*Problem to solve*
Your answer must be the full set of entries, repeated exactly.

[Items from an interface collection]
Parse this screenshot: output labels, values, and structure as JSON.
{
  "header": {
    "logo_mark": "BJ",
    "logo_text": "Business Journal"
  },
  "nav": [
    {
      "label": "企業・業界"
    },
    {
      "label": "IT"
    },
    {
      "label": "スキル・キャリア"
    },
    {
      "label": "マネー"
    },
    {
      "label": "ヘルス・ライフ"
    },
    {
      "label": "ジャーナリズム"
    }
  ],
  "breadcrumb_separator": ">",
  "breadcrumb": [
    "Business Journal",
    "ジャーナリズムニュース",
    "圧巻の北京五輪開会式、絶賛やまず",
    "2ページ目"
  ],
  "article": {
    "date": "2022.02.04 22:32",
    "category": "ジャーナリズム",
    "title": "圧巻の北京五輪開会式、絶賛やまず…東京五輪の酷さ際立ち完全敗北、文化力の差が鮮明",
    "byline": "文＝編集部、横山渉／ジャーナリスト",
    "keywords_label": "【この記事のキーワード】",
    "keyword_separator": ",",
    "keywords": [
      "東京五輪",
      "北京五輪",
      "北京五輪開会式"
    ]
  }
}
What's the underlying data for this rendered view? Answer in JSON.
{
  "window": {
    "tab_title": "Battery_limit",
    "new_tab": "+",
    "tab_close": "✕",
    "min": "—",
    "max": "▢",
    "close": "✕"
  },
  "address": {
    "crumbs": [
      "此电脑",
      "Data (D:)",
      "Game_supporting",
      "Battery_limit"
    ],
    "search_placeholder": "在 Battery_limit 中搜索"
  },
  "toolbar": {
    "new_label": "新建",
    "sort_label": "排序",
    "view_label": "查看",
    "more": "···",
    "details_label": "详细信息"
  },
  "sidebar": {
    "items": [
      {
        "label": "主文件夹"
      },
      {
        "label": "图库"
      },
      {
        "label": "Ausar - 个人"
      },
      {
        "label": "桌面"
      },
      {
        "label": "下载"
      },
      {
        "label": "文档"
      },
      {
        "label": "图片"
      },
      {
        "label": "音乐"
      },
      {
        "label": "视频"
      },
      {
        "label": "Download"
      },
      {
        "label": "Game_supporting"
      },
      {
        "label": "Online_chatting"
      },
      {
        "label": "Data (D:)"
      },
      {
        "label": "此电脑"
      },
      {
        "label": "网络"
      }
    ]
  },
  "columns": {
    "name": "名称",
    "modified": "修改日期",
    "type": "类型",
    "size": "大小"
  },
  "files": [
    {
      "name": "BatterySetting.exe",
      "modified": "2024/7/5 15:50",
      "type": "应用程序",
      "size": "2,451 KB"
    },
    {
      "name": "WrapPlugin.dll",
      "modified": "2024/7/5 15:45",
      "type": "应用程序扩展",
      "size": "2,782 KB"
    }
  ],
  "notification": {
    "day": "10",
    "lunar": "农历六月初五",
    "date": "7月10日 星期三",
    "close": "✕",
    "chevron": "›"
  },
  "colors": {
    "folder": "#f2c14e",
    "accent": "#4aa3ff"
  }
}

*Expected output*
Parse this screenshot: output labels, values, and structure as JSON.
{
  "header": {
    "logo_mark": "BJ",
    "logo_text": "Business Journal"
  },
  "nav": [
    {
      "label": "企業・業界"
    },
    {
      "label": "IT"
    },
    {
      "label": "スキル・キャリア"
    },
    {
      "label": "マネー"
    },
    {
      "label": "ヘルス・ライフ"
    },
    {
      "label": "ジャーナリズム"
    }
  ],
  "breadcrumb_separator": ">",
  "breadcrumb": [
    "Business Journal",
    "ジャーナリズムニュース",
    "圧巻の北京五輪開会式、絶賛やまず",
    "2ページ目"
  ],
  "article": {
    "date": "2022.02.04 22:32",
    "category": "ジャーナリズム",
    "title": "圧巻の北京五輪開会式、絶賛やまず…東京五輪の酷さ際立ち完全敗北、文化力の差が鮮明",
    "byline": "文＝編集部、横山渉／ジャーナリスト",
    "keywords_label": "【この記事のキーワード】",
    "keyword_separator": ",",
    "keywords": [
      "東京五輪",
      "北京五輪",
      "北京五輪開会式"
    ]
  }
}
What's the underlying data for this rendered view? Answer in JSON.
{
  "window": {
    "tab_title": "Battery_limit",
    "new_tab": "+",
    "tab_close": "✕",
    "min": "—",
    "max": "▢",
    "close": "✕"
  },
  "address": {
    "crumbs": [
      "此电脑",
      "Data (D:)",
      "Game_supporting",
      "Battery_limit"
    ],
    "search_placeholder": "在 Battery_limit 中搜索"
  },
  "toolbar": {
    "new_label": "新建",
    "sort_label": "排序",
    "view_label": "查看",
    "more": "···",
    "details_label": "详细信息"
  },
  "sidebar": {
    "items": [
      {
        "label": "主文件夹"
      },
      {
        "label": "图库"
      },
      {
        "label": "Ausar - 个人"
      },
      {
        "label": "桌面"
      },
      {
        "label": "下载"
      },
      {
        "label": "文档"
      },
      {
        "label": "图片"
      },
      {
        "label": "音乐"
      },
      {
        "label": "视频"
      },
      {
        "label": "Download"
      },
      {
        "label": "Game_supporting"
      },
      {
        "label": "Online_chatting"
      },
      {
        "label": "Data (D:)"
      },
      {
        "label": "此电脑"
      },
      {
        "label": "网络"
      }
    ]
  },
  "columns": {
    "name": "名称",
    "modified": "修改日期",
    "type": "类型",
    "size": "大小"
  },
  "files": [
    {
      "name": "BatterySetting.exe",
      "modified": "2024/7/5 15:50",
      "type": "应用程序",
      "size": "2,451 KB"
    },
    {
      "name": "WrapPlugin.dll",
      "modified": "2024/7/5 15:45",
      "type": "应用程序扩展",
      "size": "2,782 KB"
    }
  ],
  "notification": {
    "day": "10",
    "lunar": "农历六月初五",
    "date": "7月10日 星期三",
    "close": "✕",
    "chevron": "›"
  },
  "colors": {
    "folder": "#f2c14e",
    "accent": "#4aa3ff"
  }
}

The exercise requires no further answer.